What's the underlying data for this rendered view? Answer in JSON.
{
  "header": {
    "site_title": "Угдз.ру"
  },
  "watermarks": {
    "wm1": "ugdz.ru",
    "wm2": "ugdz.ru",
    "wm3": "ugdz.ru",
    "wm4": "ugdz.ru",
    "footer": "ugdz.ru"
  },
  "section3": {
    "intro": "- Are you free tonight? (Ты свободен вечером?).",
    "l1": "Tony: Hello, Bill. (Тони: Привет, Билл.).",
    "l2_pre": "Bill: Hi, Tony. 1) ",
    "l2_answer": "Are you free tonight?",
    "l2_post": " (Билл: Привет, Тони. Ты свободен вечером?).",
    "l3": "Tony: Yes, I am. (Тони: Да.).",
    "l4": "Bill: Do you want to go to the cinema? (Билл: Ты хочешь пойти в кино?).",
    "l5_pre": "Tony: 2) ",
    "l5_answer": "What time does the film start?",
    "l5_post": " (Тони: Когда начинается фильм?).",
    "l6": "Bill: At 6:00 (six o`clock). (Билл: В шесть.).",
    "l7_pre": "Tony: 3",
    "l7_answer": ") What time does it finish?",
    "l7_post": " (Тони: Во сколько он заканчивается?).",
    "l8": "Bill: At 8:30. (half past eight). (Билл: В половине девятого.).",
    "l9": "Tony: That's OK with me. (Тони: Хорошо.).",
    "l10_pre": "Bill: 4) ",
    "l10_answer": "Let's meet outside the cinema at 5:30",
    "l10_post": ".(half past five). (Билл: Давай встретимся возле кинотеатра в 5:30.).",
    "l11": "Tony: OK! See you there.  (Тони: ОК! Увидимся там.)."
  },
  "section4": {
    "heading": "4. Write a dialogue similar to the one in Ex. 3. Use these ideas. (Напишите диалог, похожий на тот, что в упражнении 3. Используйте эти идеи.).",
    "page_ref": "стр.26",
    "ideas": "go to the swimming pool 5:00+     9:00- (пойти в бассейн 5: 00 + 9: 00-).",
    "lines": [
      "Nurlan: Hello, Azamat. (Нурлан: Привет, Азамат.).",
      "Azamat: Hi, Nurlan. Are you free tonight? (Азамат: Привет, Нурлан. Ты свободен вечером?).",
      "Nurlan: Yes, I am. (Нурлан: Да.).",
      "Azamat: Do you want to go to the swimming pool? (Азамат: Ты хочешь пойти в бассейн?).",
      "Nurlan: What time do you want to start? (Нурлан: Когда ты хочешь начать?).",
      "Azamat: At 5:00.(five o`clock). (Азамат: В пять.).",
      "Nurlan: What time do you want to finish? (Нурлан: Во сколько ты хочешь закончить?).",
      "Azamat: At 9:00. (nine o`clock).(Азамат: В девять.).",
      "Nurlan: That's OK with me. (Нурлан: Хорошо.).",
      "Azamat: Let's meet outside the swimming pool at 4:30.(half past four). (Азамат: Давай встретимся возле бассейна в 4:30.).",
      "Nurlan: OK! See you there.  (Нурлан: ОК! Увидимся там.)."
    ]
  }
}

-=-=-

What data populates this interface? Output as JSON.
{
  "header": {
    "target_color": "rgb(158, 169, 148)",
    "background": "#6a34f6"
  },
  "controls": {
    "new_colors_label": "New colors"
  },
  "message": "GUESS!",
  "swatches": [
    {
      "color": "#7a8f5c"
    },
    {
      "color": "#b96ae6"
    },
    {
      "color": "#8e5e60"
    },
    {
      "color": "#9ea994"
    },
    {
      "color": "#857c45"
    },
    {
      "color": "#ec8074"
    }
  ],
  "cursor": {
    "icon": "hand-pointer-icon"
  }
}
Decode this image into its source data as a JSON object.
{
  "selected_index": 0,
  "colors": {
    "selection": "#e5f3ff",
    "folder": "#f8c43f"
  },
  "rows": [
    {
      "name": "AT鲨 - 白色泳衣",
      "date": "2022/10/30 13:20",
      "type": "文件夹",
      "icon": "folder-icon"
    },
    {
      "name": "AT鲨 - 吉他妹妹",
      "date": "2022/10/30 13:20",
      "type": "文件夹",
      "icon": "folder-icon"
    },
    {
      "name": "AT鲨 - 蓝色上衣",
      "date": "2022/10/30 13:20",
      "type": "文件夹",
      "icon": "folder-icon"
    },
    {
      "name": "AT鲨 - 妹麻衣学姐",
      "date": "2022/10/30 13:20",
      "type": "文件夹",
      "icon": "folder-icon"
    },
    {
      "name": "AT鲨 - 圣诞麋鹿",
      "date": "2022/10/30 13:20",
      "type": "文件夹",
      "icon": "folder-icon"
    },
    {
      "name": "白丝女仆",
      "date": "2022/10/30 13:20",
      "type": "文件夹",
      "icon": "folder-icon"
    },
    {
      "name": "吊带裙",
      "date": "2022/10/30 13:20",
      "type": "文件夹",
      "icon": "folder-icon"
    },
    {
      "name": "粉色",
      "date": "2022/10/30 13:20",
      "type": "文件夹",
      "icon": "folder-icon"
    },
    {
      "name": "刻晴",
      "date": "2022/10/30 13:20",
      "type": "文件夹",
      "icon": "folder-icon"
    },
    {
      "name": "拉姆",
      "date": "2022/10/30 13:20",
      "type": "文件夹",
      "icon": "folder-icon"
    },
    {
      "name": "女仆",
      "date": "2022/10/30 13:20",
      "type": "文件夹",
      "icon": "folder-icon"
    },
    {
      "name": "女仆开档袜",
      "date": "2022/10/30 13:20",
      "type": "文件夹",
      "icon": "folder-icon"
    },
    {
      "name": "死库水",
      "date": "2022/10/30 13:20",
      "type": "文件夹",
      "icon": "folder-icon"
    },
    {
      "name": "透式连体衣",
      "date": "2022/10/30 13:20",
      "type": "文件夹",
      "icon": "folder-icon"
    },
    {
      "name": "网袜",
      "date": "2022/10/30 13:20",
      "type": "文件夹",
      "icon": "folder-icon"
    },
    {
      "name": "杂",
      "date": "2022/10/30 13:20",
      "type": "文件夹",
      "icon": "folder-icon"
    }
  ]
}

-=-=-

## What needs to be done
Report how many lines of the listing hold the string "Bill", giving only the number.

## Response box
6